*** GIVEN ENTRIES

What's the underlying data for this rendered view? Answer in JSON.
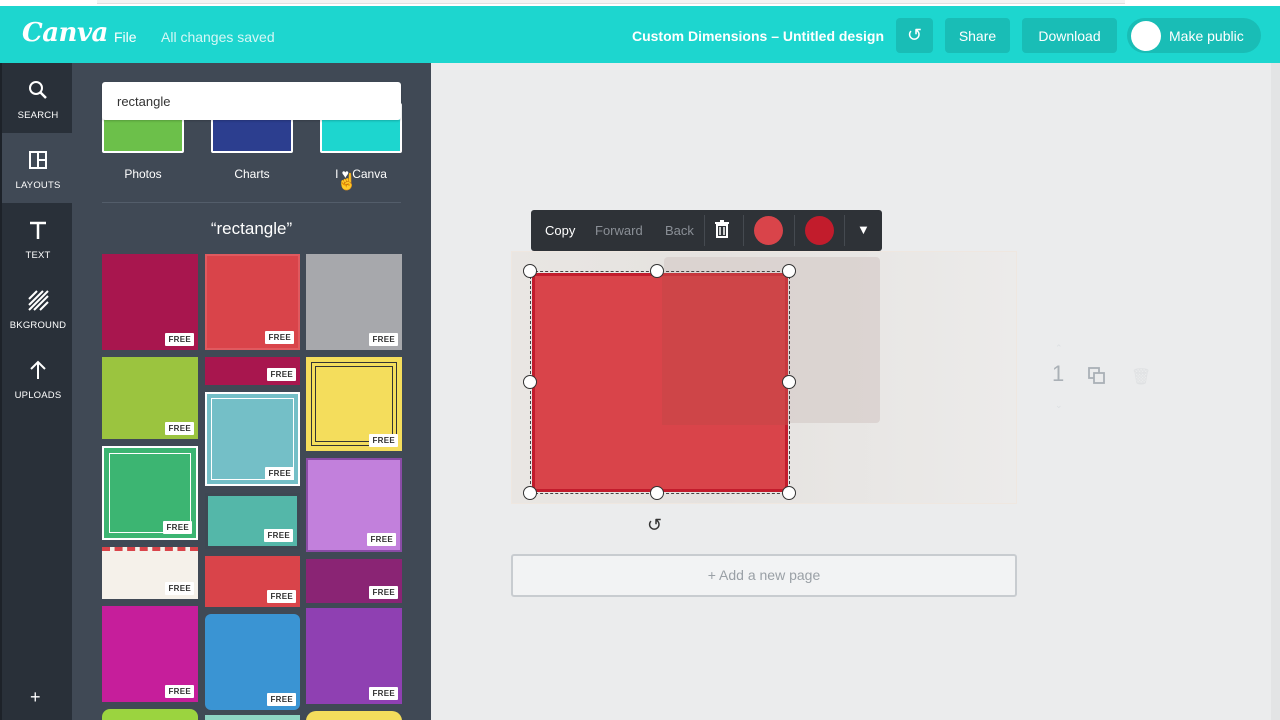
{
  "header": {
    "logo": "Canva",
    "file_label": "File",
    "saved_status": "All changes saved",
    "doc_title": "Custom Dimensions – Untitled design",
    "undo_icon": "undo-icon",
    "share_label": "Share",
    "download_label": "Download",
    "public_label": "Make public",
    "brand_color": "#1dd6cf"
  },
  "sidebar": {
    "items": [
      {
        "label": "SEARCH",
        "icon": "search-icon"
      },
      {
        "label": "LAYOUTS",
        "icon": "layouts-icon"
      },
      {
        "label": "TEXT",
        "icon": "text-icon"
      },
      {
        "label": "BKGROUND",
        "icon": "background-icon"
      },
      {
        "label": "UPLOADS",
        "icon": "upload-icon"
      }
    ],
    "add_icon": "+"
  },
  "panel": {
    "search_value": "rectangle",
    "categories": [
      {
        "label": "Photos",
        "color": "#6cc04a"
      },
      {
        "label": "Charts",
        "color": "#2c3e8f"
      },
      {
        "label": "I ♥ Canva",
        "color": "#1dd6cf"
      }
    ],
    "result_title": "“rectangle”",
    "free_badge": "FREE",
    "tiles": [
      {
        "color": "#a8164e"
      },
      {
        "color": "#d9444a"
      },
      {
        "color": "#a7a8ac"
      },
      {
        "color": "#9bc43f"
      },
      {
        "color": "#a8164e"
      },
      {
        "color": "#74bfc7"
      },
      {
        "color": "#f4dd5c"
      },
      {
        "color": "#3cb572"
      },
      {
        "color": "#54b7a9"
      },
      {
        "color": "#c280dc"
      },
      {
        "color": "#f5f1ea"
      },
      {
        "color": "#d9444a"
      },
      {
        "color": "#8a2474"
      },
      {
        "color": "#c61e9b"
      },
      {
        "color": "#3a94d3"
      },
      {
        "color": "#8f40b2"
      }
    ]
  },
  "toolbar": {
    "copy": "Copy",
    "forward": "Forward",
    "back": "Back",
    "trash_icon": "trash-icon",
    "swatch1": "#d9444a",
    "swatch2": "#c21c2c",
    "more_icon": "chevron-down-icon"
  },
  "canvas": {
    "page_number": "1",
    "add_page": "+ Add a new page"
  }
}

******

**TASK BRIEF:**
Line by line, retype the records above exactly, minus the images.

**FINISHED EXERCISE:**
What's the underlying data for this rendered view? Answer in JSON.
{
  "header": {
    "logo": "Canva",
    "file_label": "File",
    "saved_status": "All changes saved",
    "doc_title": "Custom Dimensions – Untitled design",
    "undo_icon": "undo-icon",
    "share_label": "Share",
    "download_label": "Download",
    "public_label": "Make public",
    "brand_color": "#1dd6cf"
  },
  "sidebar": {
    "items": [
      {
        "label": "SEARCH",
        "icon": "search-icon"
      },
      {
        "label": "LAYOUTS",
        "icon": "layouts-icon"
      },
      {
        "label": "TEXT",
        "icon": "text-icon"
      },
      {
        "label": "BKGROUND",
        "icon": "background-icon"
      },
      {
        "label": "UPLOADS",
        "icon": "upload-icon"
      }
    ],
    "add_icon": "+"
  },
  "panel": {
    "search_value": "rectangle",
    "categories": [
      {
        "label": "Photos",
        "color": "#6cc04a"
      },
      {
        "label": "Charts",
        "color": "#2c3e8f"
      },
      {
        "label": "I ♥ Canva",
        "color": "#1dd6cf"
      }
    ],
    "result_title": "“rectangle”",
    "free_badge": "FREE",
    "tiles": [
      {
        "color": "#a8164e"
      },
      {
        "color": "#d9444a"
      },
      {
        "color": "#a7a8ac"
      },
      {
        "color": "#9bc43f"
      },
      {
        "color": "#a8164e"
      },
      {
        "color": "#74bfc7"
      },
      {
        "color": "#f4dd5c"
      },
      {
        "color": "#3cb572"
      },
      {
        "color": "#54b7a9"
      },
      {
        "color": "#c280dc"
      },
      {
        "color": "#f5f1ea"
      },
      {
        "color": "#d9444a"
      },
      {
        "color": "#8a2474"
      },
      {
        "color": "#c61e9b"
      },
      {
        "color": "#3a94d3"
      },
      {
        "color": "#8f40b2"
      }
    ]
  },
  "toolbar": {
    "copy": "Copy",
    "forward": "Forward",
    "back": "Back",
    "trash_icon": "trash-icon",
    "swatch1": "#d9444a",
    "swatch2": "#c21c2c",
    "more_icon": "chevron-down-icon"
  },
  "canvas": {
    "page_number": "1",
    "add_page": "+ Add a new page"
  }
}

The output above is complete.